• **YOUR TASK**
Could you restate every record below word for word?

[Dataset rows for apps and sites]

□ □ □ □ □

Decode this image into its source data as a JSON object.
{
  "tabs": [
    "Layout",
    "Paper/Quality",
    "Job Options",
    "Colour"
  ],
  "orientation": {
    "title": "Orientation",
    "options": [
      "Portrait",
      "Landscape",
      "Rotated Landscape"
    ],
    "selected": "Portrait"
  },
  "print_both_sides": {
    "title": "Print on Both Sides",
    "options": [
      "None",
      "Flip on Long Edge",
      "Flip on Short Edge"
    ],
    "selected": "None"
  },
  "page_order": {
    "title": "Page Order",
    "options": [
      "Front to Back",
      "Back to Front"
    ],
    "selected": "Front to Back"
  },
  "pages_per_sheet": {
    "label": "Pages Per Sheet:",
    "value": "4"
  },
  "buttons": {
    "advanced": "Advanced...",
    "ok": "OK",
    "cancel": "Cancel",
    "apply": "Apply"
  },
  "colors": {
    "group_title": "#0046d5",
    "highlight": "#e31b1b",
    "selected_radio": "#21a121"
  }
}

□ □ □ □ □

• **ANSWER SECTION**
Decode this image into its source data as a JSON object.
{
  "tabs": [
    "Layout",
    "Paper/Quality",
    "Job Options",
    "Colour"
  ],
  "orientation": {
    "title": "Orientation",
    "options": [
      "Portrait",
      "Landscape",
      "Rotated Landscape"
    ],
    "selected": "Portrait"
  },
  "print_both_sides": {
    "title": "Print on Both Sides",
    "options": [
      "None",
      "Flip on Long Edge",
      "Flip on Short Edge"
    ],
    "selected": "None"
  },
  "page_order": {
    "title": "Page Order",
    "options": [
      "Front to Back",
      "Back to Front"
    ],
    "selected": "Front to Back"
  },
  "pages_per_sheet": {
    "label": "Pages Per Sheet:",
    "value": "4"
  },
  "buttons": {
    "advanced": "Advanced...",
    "ok": "OK",
    "cancel": "Cancel",
    "apply": "Apply"
  },
  "colors": {
    "group_title": "#0046d5",
    "highlight": "#e31b1b",
    "selected_radio": "#21a121"
  }
}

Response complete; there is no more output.